Thursday, April 25, 2013

The Steel Magnolias

We are the ones that don’t know God’s plan but have faith that He will see us through. We stand beside our father’s bedside, holding his hand, choking back tears, so that we are strong for him in his last hours. We are the ones that stand in a long line of mourners to pass our friend’s casket to give our condolences to her family. We are the ones that step in to help a child facing bullies or hardships. We are the ones that hold our mother’s hand as she faces her first round of chemo. We are the ones that make the extra effort to make sure some of the needy families have their needs met. We are the ones that beg God to loosen the grip of alcoholism that our husbands or boyfriends are facing. We are the ones that stand and receive a folded flag in place of our fiance's safe return. We are the ones that face the defeat of rape and abuse and sexism and harassment and come out of it stronger. We are at our husband's side when he is weak; yet, we can stand on our own. We are the ones that can survive poverty, or bad relationships; we are the ones that thrive despite bad odds. We believe in greatness. We hold our heads high even when our world is crumbling. Yes, we are the ones that smile through our tears. You will not see our worry lines on a daily basis, but you will notice how our laugh lines somehow soften our face. We dream through our despair. We continue to see beauty even when the reality of life knocks us down. We love fiercely through the hate. The only thing that surpases our beauty is our strength.
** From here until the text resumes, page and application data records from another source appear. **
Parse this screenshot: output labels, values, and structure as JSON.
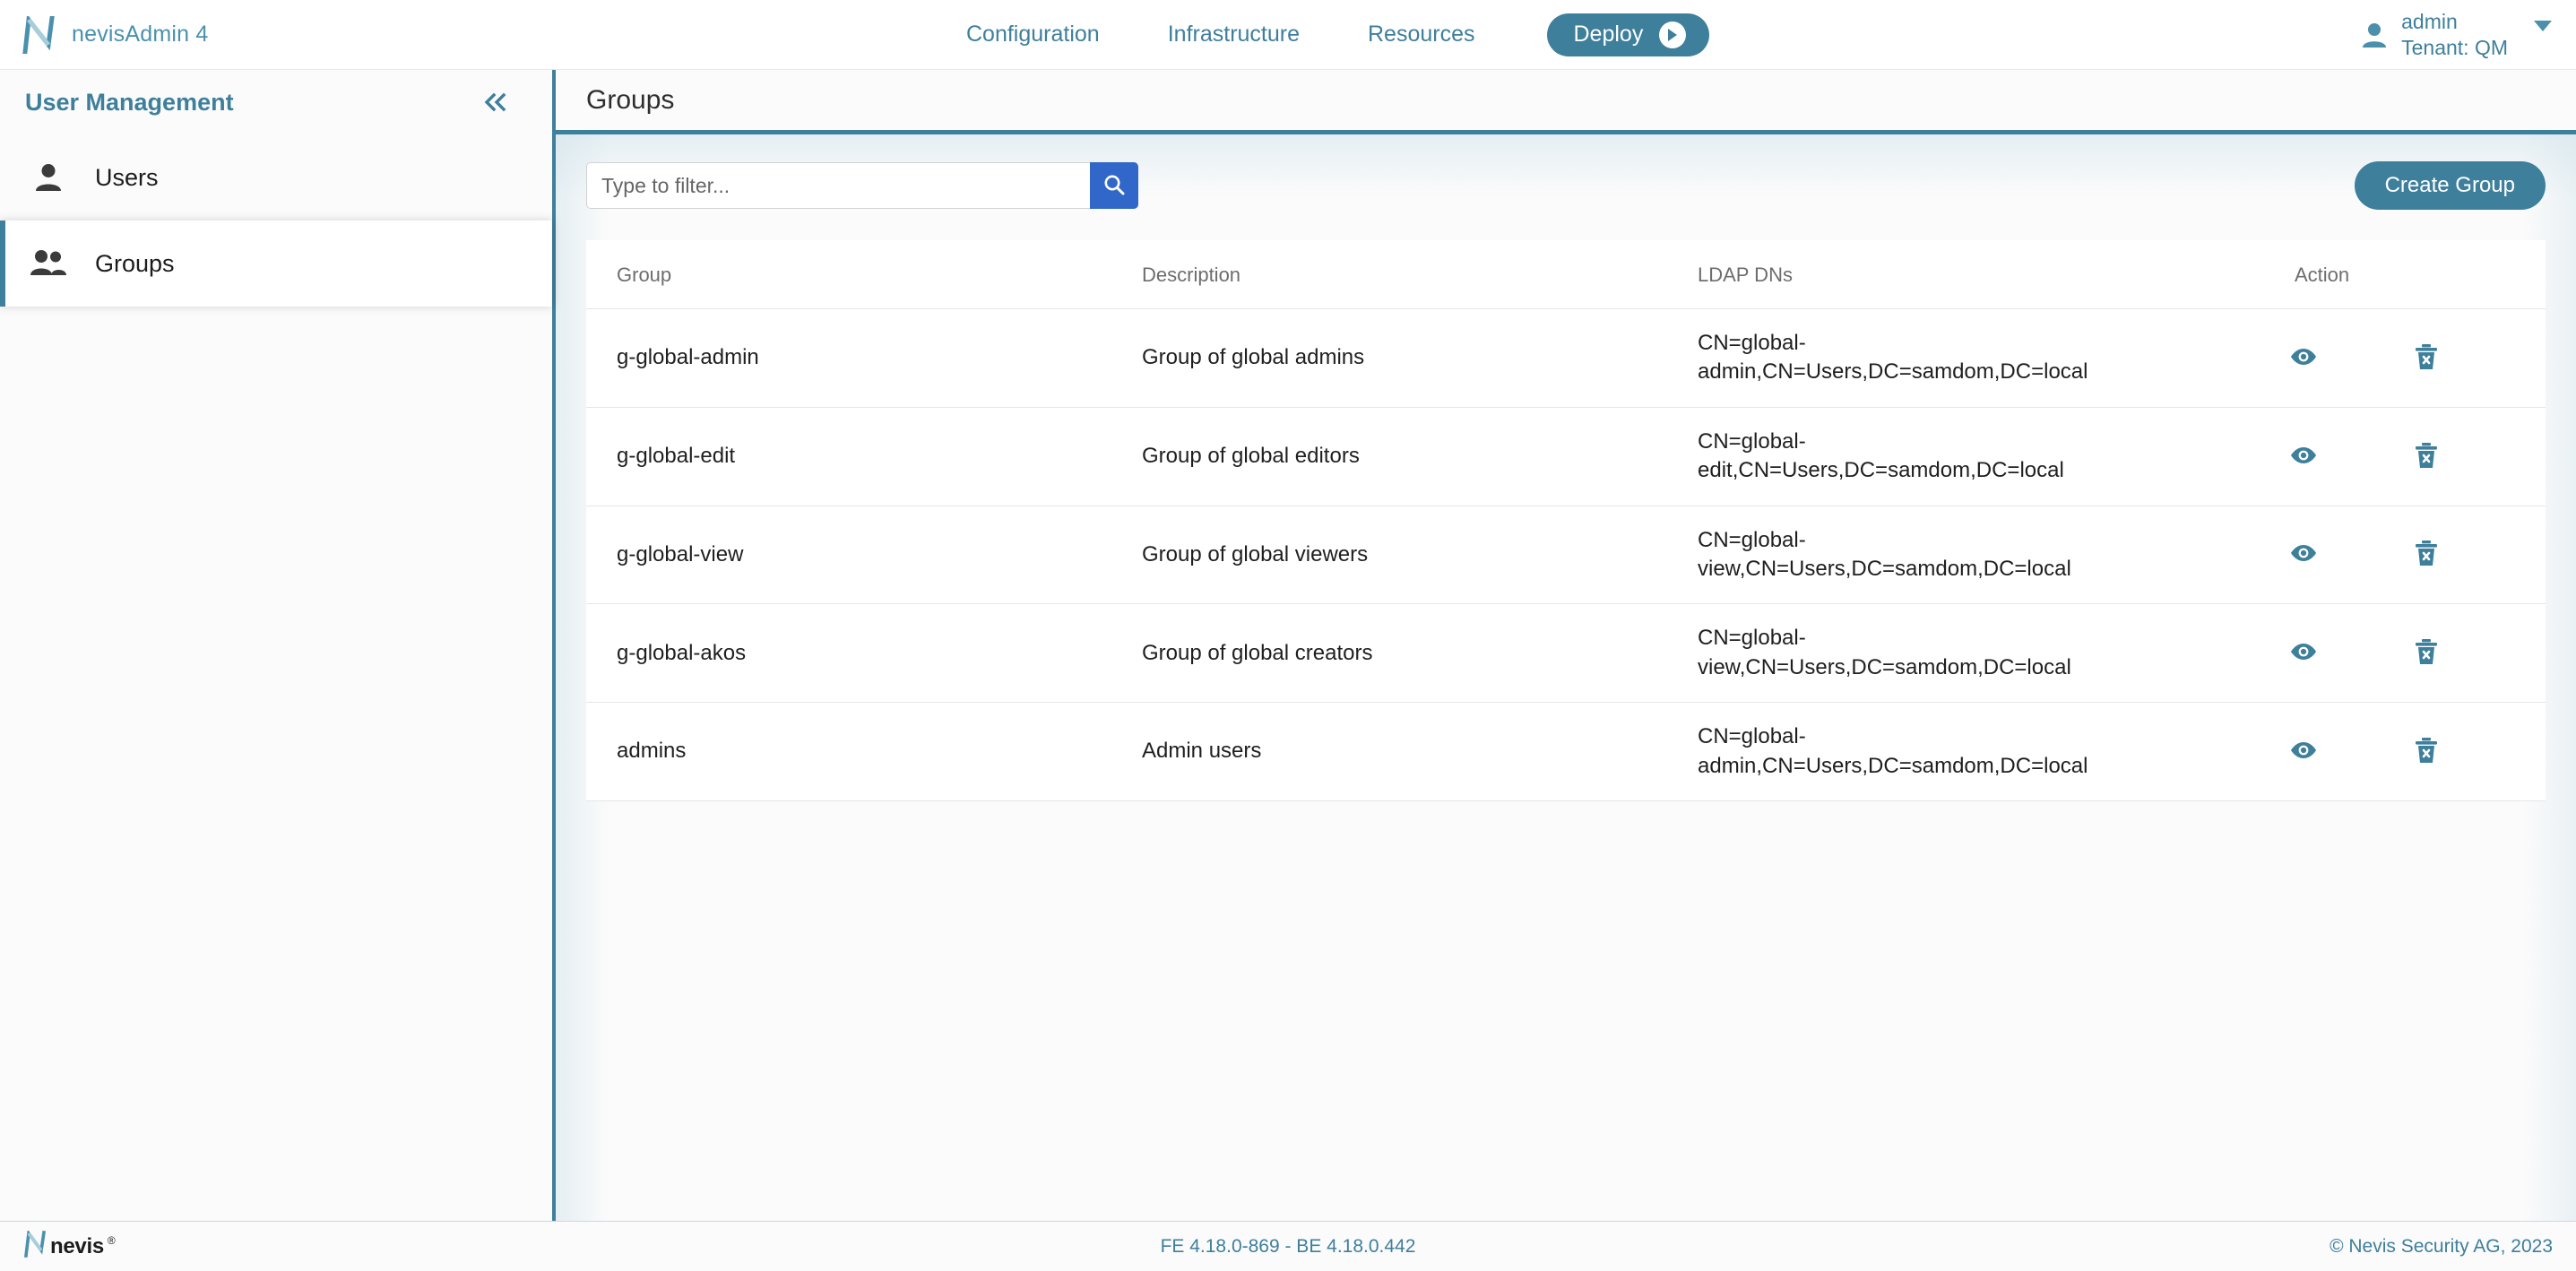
{
  "topbar": {
    "brand_name": "nevisAdmin 4",
    "brand_logo_icon": "nevis-logo-icon",
    "nav": [
      {
        "label": "Configuration"
      },
      {
        "label": "Infrastructure"
      },
      {
        "label": "Resources"
      }
    ],
    "deploy_label": "Deploy",
    "deploy_icon": "play-circle-icon",
    "account": {
      "avatar_icon": "user-avatar-icon",
      "user": "admin",
      "tenant": "Tenant: QM",
      "caret_icon": "chevron-down-icon"
    }
  },
  "sidebar": {
    "title": "User Management",
    "collapse_icon": "double-chevron-left-icon",
    "items": [
      {
        "label": "Users",
        "icon": "single-user-icon",
        "active": false
      },
      {
        "label": "Groups",
        "icon": "multiple-users-icon",
        "active": true
      }
    ]
  },
  "page": {
    "title": "Groups"
  },
  "toolbar": {
    "filter_placeholder": "Type to filter...",
    "filter_value": "",
    "search_icon": "search-icon",
    "create_label": "Create Group"
  },
  "table": {
    "columns": [
      "Group",
      "Description",
      "LDAP DNs",
      "Action"
    ],
    "row_actions": {
      "view_icon": "eye-icon",
      "delete_icon": "trash-delete-icon"
    },
    "rows": [
      {
        "group": "g-global-admin",
        "description": "Group of global admins",
        "ldap_dn": "CN=global-admin,CN=Users,DC=samdom,DC=local"
      },
      {
        "group": "g-global-edit",
        "description": "Group of global editors",
        "ldap_dn": "CN=global-edit,CN=Users,DC=samdom,DC=local"
      },
      {
        "group": "g-global-view",
        "description": "Group of global viewers",
        "ldap_dn": "CN=global-view,CN=Users,DC=samdom,DC=local"
      },
      {
        "group": "g-global-akos",
        "description": "Group of global creators",
        "ldap_dn": "CN=global-view,CN=Users,DC=samdom,DC=local"
      },
      {
        "group": "admins",
        "description": "Admin users",
        "ldap_dn": "CN=global-admin,CN=Users,DC=samdom,DC=local"
      }
    ]
  },
  "footer": {
    "logo_icon": "nevis-logo-icon",
    "logo_text": "nevis",
    "versions": "FE 4.18.0-869 - BE 4.18.0.442",
    "copyright": "© Nevis Security AG, 2023"
  },
  "colors": {
    "teal": "#3e7f9c",
    "search_blue": "#3167c8",
    "page_bg": "#fbfbfb",
    "table_bg": "#ffffff"
  }
}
We are tough as nails, and yet somehow tender. We are just as God intended. We are the Steel Magnolias.